This is the person who sets up the trust. This would be you. The grantor has many names such as the creator, settlor or grantor. As the grantor, you have full control to manage or change the trust at any time.
The trustee is the person who will manage the assets in the trust. Again, this will most likely be you while you are alive. When a trust is created, the trustees are usually the same individuals as the grantor. For married couples, usually the husband and the wife both act as co-trustees.
(c) Successor Trustee
This is the person who will manage your assets for you when you die or if you should become incapacitated. This person will have the right to manage your affairs without the need for any probate. The successor trustee will immediately have the same powers that you as trustee had to buy, sell, borrow or transfer the assets inside the trust. More importantly, the successor trustee has the right to distribute the trust’s assets according to your instructions in the trust.
This immediate control can allow your estate to be transferred to your children or loved ones immediately avoiding the probate burden. The successor trustee, however, does not have the legal right to change your trust. The trust becomes irrevocable or unchangeable after the death of the Trustor(s). However, the successor trustee does have the right to manage the assets in the estate, but must do so for the benefit of the beneficiaries.

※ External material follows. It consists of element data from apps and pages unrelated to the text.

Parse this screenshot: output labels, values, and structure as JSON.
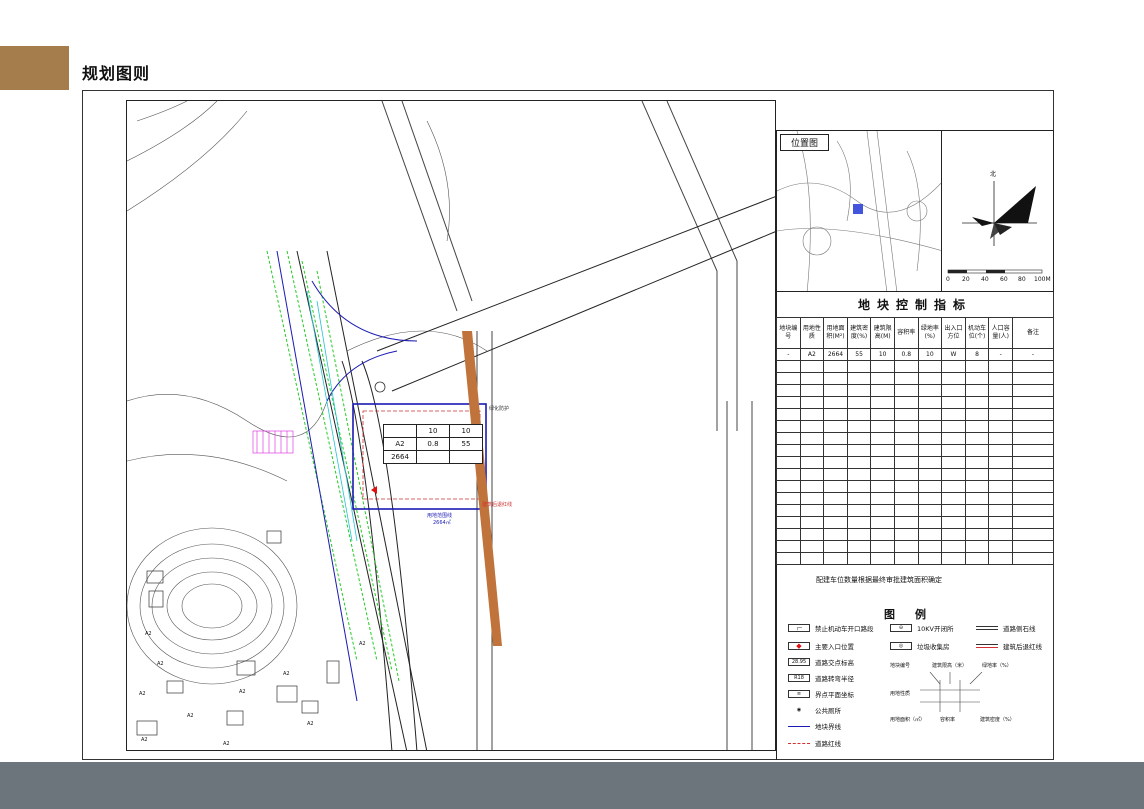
{
  "page": {
    "title": "规划图则"
  },
  "colors": {
    "accent": "#a57c4b",
    "footer": "#6c747c",
    "road_buffer": "#c0733a",
    "boundary": "#1a1ab4",
    "redline": "#d03030",
    "greens": "#22cc22",
    "magenta": "#e040e0"
  },
  "location_map": {
    "title": "位置图"
  },
  "compass": {
    "north_label": "北",
    "scale_labels": [
      "0",
      "20",
      "40",
      "60",
      "80",
      "100M"
    ]
  },
  "control_table": {
    "title": "地块控制指标",
    "headers": [
      "地块编号",
      "用地性质",
      "用地面积(M²)",
      "建筑密度(%)",
      "建筑限高(M)",
      "容积率",
      "绿地率(%)",
      "出入口方位",
      "机动车位(个)",
      "人口容量(人)",
      "备注"
    ],
    "rows": [
      [
        "-",
        "A2",
        "2664",
        "55",
        "10",
        "0.8",
        "10",
        "W",
        "8",
        "-",
        "-"
      ]
    ]
  },
  "note": "配建车位数量根据最终审批建筑面积确定",
  "legend": {
    "title": "图例",
    "items": [
      {
        "icon": "no-entry-icon",
        "label": "禁止机动车开口路段"
      },
      {
        "icon": "main-entrance-icon",
        "label": "主要入口位置"
      },
      {
        "icon": "elevation-icon",
        "label": "道路交点标高",
        "symbol": "28.95"
      },
      {
        "icon": "radius-icon",
        "label": "道路转弯半径",
        "symbol": "R18"
      },
      {
        "icon": "coordinate-icon",
        "label": "界点平面坐标"
      },
      {
        "icon": "toilet-icon",
        "label": "公共厕所"
      },
      {
        "icon": "boundary-line-icon",
        "label": "地块界线"
      },
      {
        "icon": "red-line-icon",
        "label": "道路红线"
      },
      {
        "icon": "switch-station-icon",
        "label": "10KV开闭所"
      },
      {
        "icon": "garbage-station-icon",
        "label": "垃圾收集房"
      },
      {
        "icon": "curb-line-icon",
        "label": "道路侧石线"
      },
      {
        "icon": "setback-line-icon",
        "label": "建筑后退红线"
      }
    ],
    "diagram": {
      "top_labels": [
        "地块编号",
        "建筑限高（米）",
        "绿地率（%）"
      ],
      "mid_label": "用地性质",
      "bottom_labels": [
        "用地面积（㎡）",
        "容积率",
        "建筑密度（%）"
      ]
    }
  },
  "map": {
    "block_indicators": [
      [
        "",
        "10",
        "10"
      ],
      [
        "A2",
        "0.8",
        "55"
      ],
      [
        "2664",
        "",
        ""
      ]
    ],
    "plot_boundary_label": "用地范围线",
    "plot_area": "2664㎡",
    "setback_label": "建筑后退红线",
    "road_buffer_label": "绿化防护",
    "parcel_labels": [
      "A2",
      "A2",
      "A2",
      "A2",
      "A2",
      "A2",
      "A2",
      "A2",
      "A2",
      "A2"
    ]
  }
}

The people who will receive the benefit of the trust’s assets are called the beneficiaries. Typically, the estate will go to the surviving spouse. If there is no surviving spouse, assets will pass to the people you named in your trust. You can name your children, relatives, friends or a charitable organization to be your beneficiary.